Belize has taken the first step in removing Queen Elizabeth as head of state following Prince William and Kate Middleton’s three-day visit to the country from Saturday (March 19) to Monday (March 21).
According to reports, the Belize government is looking into becoming a republic and has already advised the People’s Constitutional Commission, a body under the Constitutional and Political Reform Ministry, which will be holding consultations across the country on the continuing decolonisation process.
“The decolonisation process is enveloping the Caribbean region – perhaps it is time for Belize to take the next step in truly owning our independence,” a Belize government minister says.
The relationship between Britain and Belize has soured in recent years, and the Duke and Duchess of Cambridge got to experience first-hand just how strained the relationship has gotten.
While touring the northern Caribbean country, the Duke and Duchess were met with angry protesters who demanded an apology for slavery and reparations for a ‘colonial legacy of theft’.
The royals were also left with no choice but to cancel an engagement they had planned in the country due to protests against the monarchy.
After Kate and William completed their Belize tour on the first leg of their official visit. They then left Belize for Jamaica where they were also met with similar protests.
Following their arrival in Jamaica on Tuesday (March 22), the Prince and his wife Kate met with Prime Minister Andrew Holness on Wednesday (March 23) for a courtesy call.
In the meeting with the royals, Holness echoed the sentiments of Jamaicans, telling the couple that the country is “moving on” and intend to fulfil its “true ambition” to be “independent.”
“Jamaica is as you would see a country that is very proud of its history, very proud of what we have achieved and we are moving on, and we intend to attain in short order and fulfil our true ambition as an independent, developed, prosperous country,” Holness said.
Additionally, the PM seemingly addressed ongoing protests against the monarchy over its slavery past.
“There are issues here which are, as you would know, unresolved,” he continued.
“But your presence gives an opportunity for those issues to be placed in context, put front and centre, and to be addressed as best as we can,” the prime minister added.
Though the PM signalled Jamaica becoming a Republic, according to a recent survey many Jamaicans are still torn on whether this is a good move for the country, while others think that the government is selling a dream that will never happen.

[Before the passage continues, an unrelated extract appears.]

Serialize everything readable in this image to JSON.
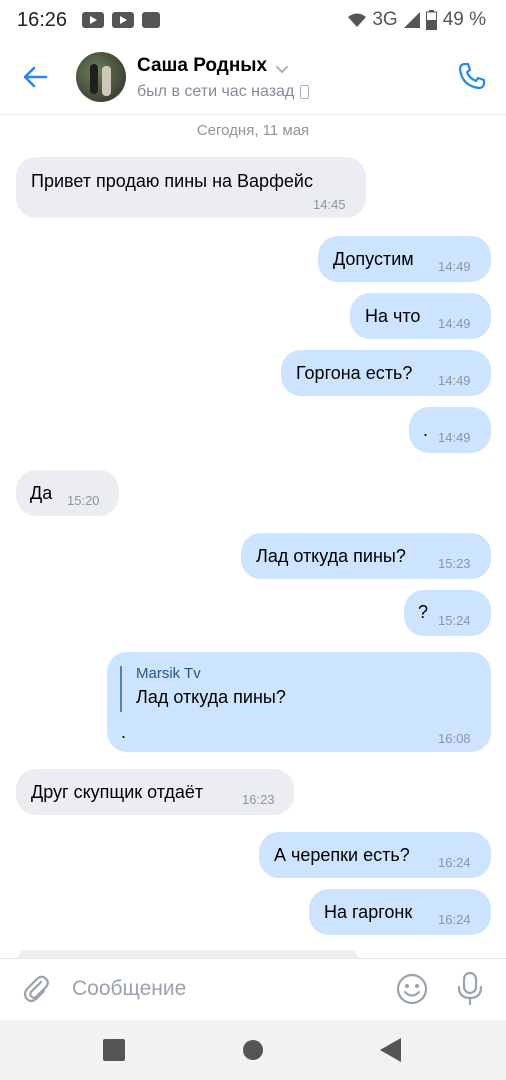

The couple departed Jamaica on Thursday (March 24) for the Bahamas to complete their third and final leg of the Caribbean tour in celebration of the Queen’s platinum jubilee, marking her 70 years on the English throne.